_Instructions to follow_
The answer must be the number of lines in the listing below that contain "Taco", and nothing else.

_Dataset records_
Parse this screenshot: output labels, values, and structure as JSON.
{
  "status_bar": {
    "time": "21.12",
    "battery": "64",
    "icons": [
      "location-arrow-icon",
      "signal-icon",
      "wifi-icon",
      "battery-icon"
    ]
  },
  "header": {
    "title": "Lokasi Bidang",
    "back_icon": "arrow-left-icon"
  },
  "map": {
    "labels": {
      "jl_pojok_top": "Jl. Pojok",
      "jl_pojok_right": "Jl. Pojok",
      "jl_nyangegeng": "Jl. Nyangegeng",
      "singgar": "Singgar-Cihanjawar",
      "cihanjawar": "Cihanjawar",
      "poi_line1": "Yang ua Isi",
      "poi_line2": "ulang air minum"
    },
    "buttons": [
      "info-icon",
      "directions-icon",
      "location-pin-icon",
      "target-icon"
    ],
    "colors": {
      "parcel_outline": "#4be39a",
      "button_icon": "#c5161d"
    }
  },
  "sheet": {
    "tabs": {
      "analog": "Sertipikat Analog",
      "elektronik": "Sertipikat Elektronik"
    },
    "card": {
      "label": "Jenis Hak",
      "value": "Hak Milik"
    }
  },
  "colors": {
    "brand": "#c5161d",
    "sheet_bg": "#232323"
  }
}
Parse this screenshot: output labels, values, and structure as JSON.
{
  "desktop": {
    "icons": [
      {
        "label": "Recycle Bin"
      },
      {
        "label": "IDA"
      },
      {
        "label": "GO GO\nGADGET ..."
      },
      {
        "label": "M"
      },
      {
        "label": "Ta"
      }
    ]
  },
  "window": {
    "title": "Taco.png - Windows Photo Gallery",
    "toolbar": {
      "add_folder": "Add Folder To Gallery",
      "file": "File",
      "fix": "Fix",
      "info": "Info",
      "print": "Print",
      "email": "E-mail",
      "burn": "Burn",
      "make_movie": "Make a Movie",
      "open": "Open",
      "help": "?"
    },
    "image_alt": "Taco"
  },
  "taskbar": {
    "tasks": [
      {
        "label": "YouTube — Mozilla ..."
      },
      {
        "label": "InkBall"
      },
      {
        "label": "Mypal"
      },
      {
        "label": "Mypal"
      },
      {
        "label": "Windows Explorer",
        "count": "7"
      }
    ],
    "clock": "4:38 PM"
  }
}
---
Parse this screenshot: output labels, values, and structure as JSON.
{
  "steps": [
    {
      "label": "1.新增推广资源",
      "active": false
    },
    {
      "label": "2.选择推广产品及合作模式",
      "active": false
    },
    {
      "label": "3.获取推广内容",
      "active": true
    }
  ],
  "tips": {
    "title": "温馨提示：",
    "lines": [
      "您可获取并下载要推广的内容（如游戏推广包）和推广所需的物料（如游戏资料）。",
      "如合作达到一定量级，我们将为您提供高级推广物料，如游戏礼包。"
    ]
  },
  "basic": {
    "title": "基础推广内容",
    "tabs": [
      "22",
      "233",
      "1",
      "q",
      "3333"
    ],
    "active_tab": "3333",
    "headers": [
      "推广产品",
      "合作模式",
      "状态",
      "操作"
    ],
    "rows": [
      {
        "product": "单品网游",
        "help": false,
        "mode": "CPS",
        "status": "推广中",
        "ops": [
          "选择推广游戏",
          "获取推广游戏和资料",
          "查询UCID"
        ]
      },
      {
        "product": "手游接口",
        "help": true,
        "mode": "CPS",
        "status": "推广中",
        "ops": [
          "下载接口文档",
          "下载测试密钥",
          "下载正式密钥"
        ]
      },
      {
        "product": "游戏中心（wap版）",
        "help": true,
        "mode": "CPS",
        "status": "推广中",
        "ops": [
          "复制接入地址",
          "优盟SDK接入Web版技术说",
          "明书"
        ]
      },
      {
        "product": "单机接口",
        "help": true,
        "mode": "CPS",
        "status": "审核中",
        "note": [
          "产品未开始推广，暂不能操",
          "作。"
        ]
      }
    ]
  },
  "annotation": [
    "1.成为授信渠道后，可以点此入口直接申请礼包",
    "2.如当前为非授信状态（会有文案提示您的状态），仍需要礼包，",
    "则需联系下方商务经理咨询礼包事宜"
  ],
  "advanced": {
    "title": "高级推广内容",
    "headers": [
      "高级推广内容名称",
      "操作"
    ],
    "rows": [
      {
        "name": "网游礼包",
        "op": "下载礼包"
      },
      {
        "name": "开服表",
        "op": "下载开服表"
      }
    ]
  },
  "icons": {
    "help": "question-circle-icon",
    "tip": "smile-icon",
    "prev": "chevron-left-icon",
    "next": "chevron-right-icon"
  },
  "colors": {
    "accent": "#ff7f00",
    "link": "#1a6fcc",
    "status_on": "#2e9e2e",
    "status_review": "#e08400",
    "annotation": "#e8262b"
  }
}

_Answer below_
2